Misinformation that is created and shared with the intention of misleading the reader usually in support or opposition of a particular person, event, or ideology. Many times this misinformation is political in nature. This can often be a strongly-biased article that contains factual information presented in a way that only tells part of the story. This is the largest and potentially most damaging category of misinformation.
Classic examples are propaganda, clickbait, pseudoscience, and sponsored content. Propoganda is promoting or publicizing a particular political cause or point-of-view while clickbait are sensationalized headlines used the draw readers resulting in generation of revenue. Clickbait could be defined as modern day Yellow Journalism. Pseudoscience includes beliefs, theories, or practices that have been or are considered scientific, but have no basis in scientific fact. Sponsored content is when advertisements are designed to look like news or editorials.
The example given below is a website that seems to portray factual information about Martin Luther King, but is actually owned and operated by a white suprematist organization.

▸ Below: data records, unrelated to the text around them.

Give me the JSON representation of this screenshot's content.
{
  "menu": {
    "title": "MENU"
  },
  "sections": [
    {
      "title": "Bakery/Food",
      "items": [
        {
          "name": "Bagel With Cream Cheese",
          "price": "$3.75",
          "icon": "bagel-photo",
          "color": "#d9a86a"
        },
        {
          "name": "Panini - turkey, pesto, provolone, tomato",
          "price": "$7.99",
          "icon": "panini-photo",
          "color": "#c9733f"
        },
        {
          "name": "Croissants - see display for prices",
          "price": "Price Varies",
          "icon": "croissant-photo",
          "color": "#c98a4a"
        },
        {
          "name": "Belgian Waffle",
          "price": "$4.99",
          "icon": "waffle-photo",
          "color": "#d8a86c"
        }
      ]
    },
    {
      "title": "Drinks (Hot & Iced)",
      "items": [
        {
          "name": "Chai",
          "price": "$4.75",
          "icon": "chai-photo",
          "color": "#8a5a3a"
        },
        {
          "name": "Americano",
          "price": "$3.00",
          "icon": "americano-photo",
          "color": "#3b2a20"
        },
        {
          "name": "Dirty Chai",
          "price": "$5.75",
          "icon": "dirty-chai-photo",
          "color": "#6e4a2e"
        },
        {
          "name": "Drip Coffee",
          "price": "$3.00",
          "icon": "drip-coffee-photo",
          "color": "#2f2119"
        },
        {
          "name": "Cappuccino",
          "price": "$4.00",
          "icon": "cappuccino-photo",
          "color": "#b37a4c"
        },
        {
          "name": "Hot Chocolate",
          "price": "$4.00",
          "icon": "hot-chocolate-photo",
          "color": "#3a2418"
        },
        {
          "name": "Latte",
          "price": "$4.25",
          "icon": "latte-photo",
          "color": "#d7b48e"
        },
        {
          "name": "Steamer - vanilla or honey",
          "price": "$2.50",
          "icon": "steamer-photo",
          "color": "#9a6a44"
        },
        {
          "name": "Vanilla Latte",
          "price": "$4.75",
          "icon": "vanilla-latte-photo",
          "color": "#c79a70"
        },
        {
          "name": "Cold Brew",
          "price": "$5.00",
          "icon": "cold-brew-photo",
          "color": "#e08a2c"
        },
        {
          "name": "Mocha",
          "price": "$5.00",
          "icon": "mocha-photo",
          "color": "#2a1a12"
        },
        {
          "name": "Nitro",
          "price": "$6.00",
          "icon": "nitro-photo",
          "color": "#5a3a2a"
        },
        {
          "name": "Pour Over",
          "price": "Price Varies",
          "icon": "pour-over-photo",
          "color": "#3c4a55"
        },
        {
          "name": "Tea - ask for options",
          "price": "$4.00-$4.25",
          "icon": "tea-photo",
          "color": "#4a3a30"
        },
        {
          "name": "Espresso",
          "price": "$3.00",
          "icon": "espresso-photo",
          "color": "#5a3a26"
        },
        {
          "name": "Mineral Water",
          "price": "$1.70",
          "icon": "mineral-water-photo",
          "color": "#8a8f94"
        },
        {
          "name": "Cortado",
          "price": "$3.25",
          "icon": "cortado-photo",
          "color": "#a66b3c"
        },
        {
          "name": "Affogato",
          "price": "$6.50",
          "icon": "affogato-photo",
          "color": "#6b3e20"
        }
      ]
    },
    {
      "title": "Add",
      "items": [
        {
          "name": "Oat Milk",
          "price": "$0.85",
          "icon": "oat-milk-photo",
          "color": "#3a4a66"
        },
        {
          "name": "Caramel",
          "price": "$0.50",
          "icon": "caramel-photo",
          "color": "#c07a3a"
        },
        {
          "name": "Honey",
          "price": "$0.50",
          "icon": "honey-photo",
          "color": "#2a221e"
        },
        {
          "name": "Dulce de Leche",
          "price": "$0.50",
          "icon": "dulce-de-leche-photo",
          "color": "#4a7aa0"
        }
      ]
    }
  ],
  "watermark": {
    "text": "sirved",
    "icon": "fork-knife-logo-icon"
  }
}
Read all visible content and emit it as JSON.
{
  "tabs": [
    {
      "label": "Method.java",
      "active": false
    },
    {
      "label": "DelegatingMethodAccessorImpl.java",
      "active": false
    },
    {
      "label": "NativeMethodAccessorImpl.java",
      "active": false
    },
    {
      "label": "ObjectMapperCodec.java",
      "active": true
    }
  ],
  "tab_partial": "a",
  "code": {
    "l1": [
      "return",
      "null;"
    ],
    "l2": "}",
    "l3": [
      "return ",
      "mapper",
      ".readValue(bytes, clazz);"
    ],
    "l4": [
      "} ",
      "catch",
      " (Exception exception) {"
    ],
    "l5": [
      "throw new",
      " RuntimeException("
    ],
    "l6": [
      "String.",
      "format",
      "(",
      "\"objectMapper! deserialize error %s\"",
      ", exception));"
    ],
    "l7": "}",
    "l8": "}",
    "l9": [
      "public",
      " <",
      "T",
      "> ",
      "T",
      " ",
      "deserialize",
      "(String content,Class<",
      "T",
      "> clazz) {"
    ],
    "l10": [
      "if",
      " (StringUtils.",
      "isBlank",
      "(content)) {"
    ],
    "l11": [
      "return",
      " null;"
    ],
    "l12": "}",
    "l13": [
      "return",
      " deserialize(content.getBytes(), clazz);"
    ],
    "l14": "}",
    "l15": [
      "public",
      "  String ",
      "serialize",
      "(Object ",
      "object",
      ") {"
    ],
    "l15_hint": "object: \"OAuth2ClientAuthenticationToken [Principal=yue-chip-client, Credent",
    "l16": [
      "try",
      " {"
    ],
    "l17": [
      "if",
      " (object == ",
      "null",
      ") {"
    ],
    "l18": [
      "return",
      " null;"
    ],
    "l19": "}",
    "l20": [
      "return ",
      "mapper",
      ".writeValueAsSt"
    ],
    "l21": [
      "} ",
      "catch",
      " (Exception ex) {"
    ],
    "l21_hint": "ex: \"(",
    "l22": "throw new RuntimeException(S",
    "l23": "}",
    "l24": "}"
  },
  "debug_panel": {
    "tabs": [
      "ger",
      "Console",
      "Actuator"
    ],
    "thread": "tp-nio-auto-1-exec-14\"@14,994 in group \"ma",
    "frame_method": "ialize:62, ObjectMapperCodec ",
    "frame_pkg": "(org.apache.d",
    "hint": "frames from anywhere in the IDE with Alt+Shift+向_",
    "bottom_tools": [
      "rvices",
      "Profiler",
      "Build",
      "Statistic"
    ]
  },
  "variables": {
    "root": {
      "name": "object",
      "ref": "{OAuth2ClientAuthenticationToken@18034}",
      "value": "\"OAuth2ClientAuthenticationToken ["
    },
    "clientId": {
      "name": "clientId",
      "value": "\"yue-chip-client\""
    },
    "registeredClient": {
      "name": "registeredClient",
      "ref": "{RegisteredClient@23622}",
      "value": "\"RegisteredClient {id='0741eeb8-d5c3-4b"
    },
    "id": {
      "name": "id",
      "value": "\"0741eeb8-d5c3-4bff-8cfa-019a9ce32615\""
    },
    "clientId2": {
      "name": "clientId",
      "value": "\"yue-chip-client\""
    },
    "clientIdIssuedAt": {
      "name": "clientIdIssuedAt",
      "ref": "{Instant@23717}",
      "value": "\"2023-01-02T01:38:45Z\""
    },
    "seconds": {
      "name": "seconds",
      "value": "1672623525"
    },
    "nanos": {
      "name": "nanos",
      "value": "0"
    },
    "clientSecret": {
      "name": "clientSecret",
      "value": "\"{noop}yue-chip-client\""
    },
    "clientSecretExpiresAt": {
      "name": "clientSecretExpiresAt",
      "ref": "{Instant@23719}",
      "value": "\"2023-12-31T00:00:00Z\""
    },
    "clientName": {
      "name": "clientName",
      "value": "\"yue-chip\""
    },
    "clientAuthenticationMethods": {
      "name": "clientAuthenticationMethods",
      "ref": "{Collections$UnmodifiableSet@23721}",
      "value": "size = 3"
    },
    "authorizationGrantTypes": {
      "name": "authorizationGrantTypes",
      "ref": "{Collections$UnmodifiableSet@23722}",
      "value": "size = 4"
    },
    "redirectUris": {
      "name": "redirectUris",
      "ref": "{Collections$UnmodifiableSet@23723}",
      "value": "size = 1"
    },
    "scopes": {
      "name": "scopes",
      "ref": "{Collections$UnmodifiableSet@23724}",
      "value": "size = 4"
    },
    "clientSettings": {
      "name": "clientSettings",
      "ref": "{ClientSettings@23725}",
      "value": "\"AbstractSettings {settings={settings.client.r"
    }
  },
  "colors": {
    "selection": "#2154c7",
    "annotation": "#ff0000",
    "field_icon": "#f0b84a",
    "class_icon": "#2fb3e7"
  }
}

This type of misinformation occurs when someone misunderstands or misidentifies a piece of information. The example below was captured on Facebook on on July 1, 2017 but was originally posted in 2010. The video being shared misidentifies the song as the “full version” of Taps but is in fact Il Silenzio, a song written in 1965, about 200 years after the original.
Outdated information is simply content that is no longer current or valid. One of the most common examples of outdated information are postings concerning missing or lost pets or children. The example below was collected in June of 2018 and had been shared consistently since its original posting on August 5, 2013. If anyone sharing that post and taken a few seconds to search the names of the kids, they would have found the tragedy surrounding this situation.
Parody and Satire
Parodies, also known as spoofs, are exaggerated imitations of an original work that are usually intended to be humorous while satire is using humor, exaggeration, irony, or ridicule to expose or criticize people or organizations. While both of these categories are typically exaggerated enough to be easily identified as misinformation, they are often intended to point out some either real or perceived injustice perpetrated by a person or organization.